Performance simulation for green design. (Courtesy: SOM, 2008)  

Technologically-driven form-finding is not an attempt to pre-configure or automate design. A pushbutton, one-size-fits-all approach holds no quarter. Performative feedback is intended to increase the amount of design information available to architects, not decide for them. The Digital Design Ecosystem will necessitate training architecture students to calibrate and test the tools they are employing, in order to fully understand and validate the results being generated—as medical interns have done for years. Architectural licensure can then be governed by substantial hands-on practice, with expertise derived from implementation of fundamental design principals and metrics.

A Momentous Opportunity for Change

Medical internship is firmly rooted in performative practice. Architecture is not. Design curricula aimed at teaching architectural aesthetic self-discovery should be dramatically augmented, not displaced, by technology. Educational change will not occur via acquisition of new computers or teaching specific software but as an endemic redirection which jettisons antiquated practices and modernizes internship. Fluency in advanced software programming languages will be critical to enabling new methodologies, as will broader, less insular, dissemination of academic research. A post-graduate “low-wage for master apprenticeship” syndrome lowers architects’ self-esteem and encourages client denigration.
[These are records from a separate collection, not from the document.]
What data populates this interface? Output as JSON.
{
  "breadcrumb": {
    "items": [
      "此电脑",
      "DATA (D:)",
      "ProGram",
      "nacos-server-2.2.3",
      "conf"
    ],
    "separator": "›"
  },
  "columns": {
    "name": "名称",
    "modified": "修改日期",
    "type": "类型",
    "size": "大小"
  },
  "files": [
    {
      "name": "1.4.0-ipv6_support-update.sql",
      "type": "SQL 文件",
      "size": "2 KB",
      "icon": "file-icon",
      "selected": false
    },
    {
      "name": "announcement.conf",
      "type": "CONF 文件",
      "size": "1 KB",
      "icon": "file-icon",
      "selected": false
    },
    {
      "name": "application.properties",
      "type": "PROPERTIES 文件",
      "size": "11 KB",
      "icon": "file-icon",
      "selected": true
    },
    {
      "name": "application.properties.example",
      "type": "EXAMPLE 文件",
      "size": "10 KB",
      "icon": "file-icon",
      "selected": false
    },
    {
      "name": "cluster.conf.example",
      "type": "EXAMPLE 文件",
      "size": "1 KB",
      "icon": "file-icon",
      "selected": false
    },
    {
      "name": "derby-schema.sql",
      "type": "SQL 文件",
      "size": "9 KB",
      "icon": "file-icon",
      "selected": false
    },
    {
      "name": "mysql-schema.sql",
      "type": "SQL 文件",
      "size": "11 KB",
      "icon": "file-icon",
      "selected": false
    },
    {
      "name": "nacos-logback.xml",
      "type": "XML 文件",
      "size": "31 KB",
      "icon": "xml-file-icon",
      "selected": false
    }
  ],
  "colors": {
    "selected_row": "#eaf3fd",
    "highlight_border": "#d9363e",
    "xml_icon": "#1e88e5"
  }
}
Licensing exams which focus on comprehension of physical accessibility and safety but deny candidates the right to identify their mistakes—to learn from them—are inexcusable.

BIM’s deployment in the AEC marketplace has not been lost on construction managers and owners’ representatives, whose desire to rein in costs does not particularly bring architects first to mind. The specter of using BIM to ‘borrow’ schematic architectural design concepts—incorporating them solely as ‘themes’ into built work—suggests architects abdicate other responsibilities. Daumier’s caricatures resonate from a century ago, and unless architects avail themselves of their Golden Calf-like worship of form following ‘starchitecture,’ a preordained future hovers beyond.

Early Modernism’s aspirations may have ended as appliqué but a momentous opportunity for change still exists. Integration of analytical technology into the design process and interpretive skills facilitated through internship will establish codified architectural science without forgoing parametric geometry or relinquishment of aesthetic ideals. To the contrary, their significance will increase and enable a coalescence of science and art.